Why Reentry Programs? Why Now?
By Brooke A. Lewis and Maggie Gordon
After decades of putting more and more people behind bars, the U.S. now has the world's highest incarceration rate: Though it's home to less than 5 percent of the world's population, it accounts for roughly 25 percent of people in jail and prison.
And that, both Republicans and Democrats recognize, is a big, fat societal problem. It's expensive to lock up criminals: Texas spends more than $18,000 a year per inmate. And for the inmate and his or her family, the emotional and financial fallout can last long after the first sentence. Former inmates, finding it hard to make it on the outside, tend to cycle in and out of lockup. According to the Bureau of Justice Statistics, between 2005 and 2010, about two-thirds of people released from prison were arrested for a new crime within three years.
In recent years, legislators have pushed "re-entry" programs aimed at breaking the cycle of incarceration, often using a combination of things like cognitive behavior therapy, job assistance and drug rehab. Under the Obama administration, the federal government has issued more than 700 grants re-entry programs.

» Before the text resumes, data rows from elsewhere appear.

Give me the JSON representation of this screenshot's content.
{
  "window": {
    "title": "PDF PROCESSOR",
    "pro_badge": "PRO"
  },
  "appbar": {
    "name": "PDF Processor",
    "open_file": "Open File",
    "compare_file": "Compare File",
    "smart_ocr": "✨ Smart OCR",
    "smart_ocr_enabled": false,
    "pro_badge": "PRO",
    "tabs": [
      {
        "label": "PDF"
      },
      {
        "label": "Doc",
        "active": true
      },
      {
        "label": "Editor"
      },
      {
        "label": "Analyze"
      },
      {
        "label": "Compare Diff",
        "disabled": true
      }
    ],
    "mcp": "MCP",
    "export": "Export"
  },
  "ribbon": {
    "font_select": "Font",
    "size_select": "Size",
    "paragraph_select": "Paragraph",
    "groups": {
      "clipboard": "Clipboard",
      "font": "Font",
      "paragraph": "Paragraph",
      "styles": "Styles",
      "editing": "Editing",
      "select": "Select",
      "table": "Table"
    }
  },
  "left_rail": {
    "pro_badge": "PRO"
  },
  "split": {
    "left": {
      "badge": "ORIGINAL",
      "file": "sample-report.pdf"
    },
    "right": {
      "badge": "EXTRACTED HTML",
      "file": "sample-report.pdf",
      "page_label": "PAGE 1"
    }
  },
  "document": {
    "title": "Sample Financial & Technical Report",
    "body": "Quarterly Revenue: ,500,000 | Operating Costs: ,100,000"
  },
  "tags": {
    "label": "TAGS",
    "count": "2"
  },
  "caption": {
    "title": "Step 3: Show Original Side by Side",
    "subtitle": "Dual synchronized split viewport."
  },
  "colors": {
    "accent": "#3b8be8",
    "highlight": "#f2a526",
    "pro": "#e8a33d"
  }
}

Harris County Jail's suite of re-entry programs — for veterans, mothers, drug addicts, and transgender people — is unusual: Most re-entry programs are in state and federal prisons, not jails. The difference is significant. In prisons, convicted criminals are locked up for extended periods of time. Jails, on the other hand, are often seen as temporary holding tanks; for the roughly 90,000 inmates who pass through the Harris County Jail each year, the average stay is only around 72 hours.